> **EXERCISE OBJECTIVE**
From the entries below, copy every line that holds the word "chevron".
<<<<
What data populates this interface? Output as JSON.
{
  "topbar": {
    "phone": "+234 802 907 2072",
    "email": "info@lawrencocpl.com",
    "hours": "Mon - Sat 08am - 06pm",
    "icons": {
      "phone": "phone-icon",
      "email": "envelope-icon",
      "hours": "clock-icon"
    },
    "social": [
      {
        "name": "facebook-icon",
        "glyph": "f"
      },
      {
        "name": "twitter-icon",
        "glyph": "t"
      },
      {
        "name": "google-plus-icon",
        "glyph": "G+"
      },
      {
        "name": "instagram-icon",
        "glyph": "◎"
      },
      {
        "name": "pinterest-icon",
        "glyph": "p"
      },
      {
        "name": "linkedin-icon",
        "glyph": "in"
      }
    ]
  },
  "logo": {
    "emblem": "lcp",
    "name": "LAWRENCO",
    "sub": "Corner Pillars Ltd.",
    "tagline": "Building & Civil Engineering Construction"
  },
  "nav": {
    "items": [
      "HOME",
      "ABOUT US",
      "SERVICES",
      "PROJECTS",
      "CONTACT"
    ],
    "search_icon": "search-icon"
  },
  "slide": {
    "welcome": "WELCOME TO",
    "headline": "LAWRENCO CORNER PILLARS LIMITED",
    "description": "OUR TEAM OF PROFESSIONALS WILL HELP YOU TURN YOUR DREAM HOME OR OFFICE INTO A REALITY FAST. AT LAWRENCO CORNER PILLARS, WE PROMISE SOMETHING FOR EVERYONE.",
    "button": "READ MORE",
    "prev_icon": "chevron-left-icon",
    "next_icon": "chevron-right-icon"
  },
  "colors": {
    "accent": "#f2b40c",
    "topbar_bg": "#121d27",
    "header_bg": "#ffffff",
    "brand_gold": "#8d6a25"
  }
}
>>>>
> **EXERCISE RESULT**
    "prev_icon": "chevron-left-icon",
    "next_icon": "chevron-right-icon"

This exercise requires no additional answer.